Bottom line up front: Skald. Plenty of other classes are more powerful, even without all-18s compared to an all-18 skald, but I don’t think any other class is quite so happy to see all-18s.
To begin with, spellcasters are powerful independently of their MAD; being SAD is just one of many things they have going for them. So even with all 18s, even though they really don’t need it, spellcasters are still the most powerful. I think you grasped this, but just to be clear and for completion’s sake.
Moreover, note that rolling all 18s does not solve MAD problems – for a truly MAD class, at mid-to-high levels the impossibility of magically improving all of those ability scores at the rate a SAD class would, means that SAD is still far superior. This is particularly true in Pathfinder, as opposed to 3.5, because Paizo decided to shaft MAD classes even harder by moving all enhancement bonuses to physical ability scores into items that take the same item slot (belt), and all enhancement bonuses to mental ability scores into items that take another item slot (headband). If you need more than one physical score, or more than one mental score, you are going to be paying more than double what a SAD class would.
So this is less “what is the best class with all-18s” (the answer to that is the same as it would be with only one score in the 16-18 range), and more “what class does all-18s let me play that would otherwise suffer too much MAD?” Furthermore, this answer is going to restrict itself to discussing low-to-low-mid levels (say, up to about 9-10 at most), since the benefit of all-18s wanes as you get into higher levels.
Cleric and Druid
Just, to mention them: they’re super-powerful, they like Strength and Constitution pretty well, in addition to Wisdom, and the cleric certainly doesn’t mind Charisma. They kind of qualify, except that they can get by on just Wisdom if they have to.
The monk unchained gets a lot of nice things that came from qinggong monk. I haven’t seen one in play yet, but it should be comparable for this purpose.
Monk certainly is MAD, but that’s just one of its many failings. Even with all-18s, the core monk struggles mightily.
That said, the qinggong monk is a mini-spellcaster, which still has the monk’s need for Strength, Dexterity, and Constitution. Having 18s in all of those stats definitely allows a qinggong monk to make better use of his or her physical options, while retaining spellcasting ability. Sadly, the lack of any good way to work the magus’s Spell Combat or Spellstrike abilities limits the ability to fuse the two neatly.
Which leads us nicely into the magus itself. While definitely a few steps down from a fullcaster, the magus is reasonably fun and as a physical+magical class, makes good use of Strength (or Dexterity, if Weapon Finesse), Constitution, and Intelligence. Obviously, Dexterity and Wisdom have their uses for everyone, so having a high score in those is nice. Without Perception as a class skill, Wisdom 18 just about counteracts the loss of the +3 class skill bonus, which helps avoid surprise. The high Charisma falls a bit flat, but magi have Use Magic Device in-class, so you effectively start with a +7 or +8 to that compared to a warrior who dumped Charisma and did not have it.
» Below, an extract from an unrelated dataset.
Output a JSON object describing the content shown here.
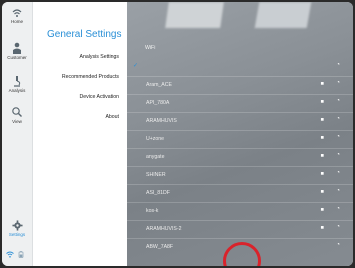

With caveat that I have only read the class, never played it or seen it played.
Again following the trend of the physical+magical classes, the bloodrager has the neat ability to automatically apply a spell to himself when he starts a bloodrage. That’s nifty. The class also wants substantial Strength, Constitution, and Charisma, which puts a lot of those 18s to use. Again, Dexterity and Wisdom are some of the better scores for their general use without specific class features, and Intelligence is nice enough for the skill points.
That said, the spells are few and weak, and the ability to auto-cast them on rage comes late (11th for 2nd-level-and-lower spells, 20th for any spell). This is a fairly solid idea for a class but the limits placed on it are just far too tight. A bard progression rather than paladin progression, with the auto-casting coming online from the beginning and not limiting the level of spell used, is what this class needed.
I bet you didn’t see this coming. Doesn’t have the unique bloodrage auto-cast thing that the bloodrager does, but the skald is basically a bard with better armor and weapon proficiencies, and a more combative bent to its music.
Better, the skald really would like to put Strength, Dexterity, Constitution, Intelligence, and Charisma to good use. Going first is particularly important for the skald, because you want your music bonuses to be in effect ASAP, the skald can do melee quite well, and the spells and music depend on Charisma.
I have not gotten an opportunity to play with most of the unchained classes or hybrid classes. Hybrid rules, in particular, make likely targets here, since classes that combine magic with martial ability are likely to risk MADness.
Also, the Path of War material from third-party publisher Dreamscarred Press is excellent, and each of those classes needs a minimum of three ability scores (Strength-or-Dexterity, Constitution, and one mental score). The design there is tighter than Pathfinder’s typical fare, and in particular they do take some steps to limit the problems of MADness, but they still benefit quite a bit from high scores all around.